“Dismissing” Your Chapter 7 Case
April 18, 2016
Once you file a Chapter 7 bankruptcy case, you can’t necessarily get out of it. So it’s all the more important to make a good decision.
My last blog post was about changing, or “converting,” your Chapter 7 “straight bankruptcy” case into a Chapter 13 “adjustment of debts” one. Today’s blog post is about getting out of a Chapter 7 case and bankruptcy altogether.
Why Would You Want to Get Out of a Chapter 7 Bankruptcy Case?
Your circumstances could change. A relative or friend could die shortly after your Chapter 7 case was filed, unexpectedly leaving you money. If the amount is large enough you may not need to write off your debts in bankruptcy any more.
Or you might just change your mind if you encounter an unexpected problem.
No Direct Right to Dismiss
But once you file a Chapter 7 case, you do not have a clear right to get rid of—dismiss—it.
Why not? If you started the case, why can’t you just end it?

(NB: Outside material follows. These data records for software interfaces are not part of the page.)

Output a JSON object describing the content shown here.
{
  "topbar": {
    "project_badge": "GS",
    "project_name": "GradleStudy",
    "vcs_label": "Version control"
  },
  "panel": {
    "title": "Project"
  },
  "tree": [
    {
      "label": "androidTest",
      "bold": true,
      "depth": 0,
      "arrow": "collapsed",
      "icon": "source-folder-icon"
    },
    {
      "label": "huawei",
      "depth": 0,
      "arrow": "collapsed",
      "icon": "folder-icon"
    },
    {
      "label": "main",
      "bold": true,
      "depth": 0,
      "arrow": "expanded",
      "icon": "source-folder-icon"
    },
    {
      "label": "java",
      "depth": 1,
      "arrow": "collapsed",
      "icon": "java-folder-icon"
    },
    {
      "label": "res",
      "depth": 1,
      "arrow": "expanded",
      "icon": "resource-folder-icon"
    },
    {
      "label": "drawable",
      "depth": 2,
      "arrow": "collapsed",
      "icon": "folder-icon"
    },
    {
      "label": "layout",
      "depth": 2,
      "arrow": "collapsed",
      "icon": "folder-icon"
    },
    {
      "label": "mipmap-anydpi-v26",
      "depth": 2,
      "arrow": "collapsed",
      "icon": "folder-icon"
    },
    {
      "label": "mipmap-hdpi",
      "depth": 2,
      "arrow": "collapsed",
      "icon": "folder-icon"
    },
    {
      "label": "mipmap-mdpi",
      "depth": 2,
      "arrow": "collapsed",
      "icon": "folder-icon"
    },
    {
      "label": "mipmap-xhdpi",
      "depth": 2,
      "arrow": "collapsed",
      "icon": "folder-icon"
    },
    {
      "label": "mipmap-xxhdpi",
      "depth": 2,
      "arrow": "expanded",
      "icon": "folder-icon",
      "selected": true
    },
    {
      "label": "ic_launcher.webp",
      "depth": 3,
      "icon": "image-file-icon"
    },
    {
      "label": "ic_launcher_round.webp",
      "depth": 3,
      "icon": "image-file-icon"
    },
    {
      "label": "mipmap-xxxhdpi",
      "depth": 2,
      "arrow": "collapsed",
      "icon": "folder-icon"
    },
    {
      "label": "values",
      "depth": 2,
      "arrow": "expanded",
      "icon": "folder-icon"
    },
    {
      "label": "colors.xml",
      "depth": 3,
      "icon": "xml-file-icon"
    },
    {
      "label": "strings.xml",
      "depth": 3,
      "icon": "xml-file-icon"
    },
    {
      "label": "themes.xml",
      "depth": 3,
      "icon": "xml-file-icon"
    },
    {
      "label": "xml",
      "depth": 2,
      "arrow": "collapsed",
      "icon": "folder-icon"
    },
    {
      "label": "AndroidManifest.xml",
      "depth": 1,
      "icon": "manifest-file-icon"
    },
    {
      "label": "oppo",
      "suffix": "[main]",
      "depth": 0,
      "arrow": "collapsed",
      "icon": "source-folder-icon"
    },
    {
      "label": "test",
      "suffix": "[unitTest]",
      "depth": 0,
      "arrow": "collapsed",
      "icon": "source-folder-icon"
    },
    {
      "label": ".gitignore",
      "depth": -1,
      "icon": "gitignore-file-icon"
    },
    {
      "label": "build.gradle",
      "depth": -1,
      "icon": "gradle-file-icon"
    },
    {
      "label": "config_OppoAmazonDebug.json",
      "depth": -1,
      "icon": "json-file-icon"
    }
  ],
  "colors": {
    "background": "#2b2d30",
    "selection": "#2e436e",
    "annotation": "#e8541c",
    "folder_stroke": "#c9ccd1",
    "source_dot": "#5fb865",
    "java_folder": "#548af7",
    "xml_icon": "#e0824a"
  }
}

You may not be able to end it because the U.S. Bankruptcy Code does not state that you have a right to do so.
In contrast the Bankruptcy Code DOES clearly state that if you file a Chapter 13 case instead of a Chapter 7 one, you have a right to dismiss the case. The pertinent Code section says that “[o]n request of the debtor at any time… the [bankruptcy] court shall dismiss a case under this chapter .” (Section 1307(b).) There’s no such language about Chapter 7 cases.
Why under Chapter 13 but not Chapter 7? It’s likely because for decades Congress has used a variety of ways to encourage people to file Chapter 13 cases instead of Chapter 7. Chapter 13 involves a court-approved partial payment plan. The ability to back out of a Chapter 13 case at just about any time is just another of these incentives to get people to pay some of their debts instead of discharging them completely.
A Chapter 7 Filing Creates a New Legal Entity
Furthermore, when you file a Chapter 7 case, you’re putting a lot into motion that can get complicated to undo.
You are at least in theory submitting yourself and your assets to the bankruptcy system in order to get the benefits you want from it—immediate protection from your creditors and a discharge of all or most of your debts.
Your filing effectively creates a new legal entity—your “bankruptcy estate”—which includes everything you own as of the day your Chapter 7 case is filed. Usually nothing you own actually leaves your possession, because usually everything you own is protected—“exempt.”
Nevertheless this new “bankruptcy estate” does have a life of its own of sorts, and you can’t always stuff this genie back into its bottle just because you change your mind.
That doesn’t mean you can’t ever get the bankruptcy court to dismiss your case. It just means that you have to have a really good reason. That reason usually must be one that doesn’t just benefit you, but also does not harm your creditors.
Get Good Advice First
It is not impossible to file a bankruptcy case without a lawyer. It’s not even impossible to do so and get a decent result. But you really do have the cards stacked against you if you try to file bankruptcy without an experienced and conscientious bankruptcy lawyer advising you, and handling the case on your behalf.
The majority of people who think they need bankruptcy relief are right. And many of the people who think Chapter 7 is the right tool for their situation are also right. But why take the risk that there may be better tools, or that the timing may be wrong, or countless other possibilities? Why risk getting stuck in a Chapter 7 case if that’s not where you should be?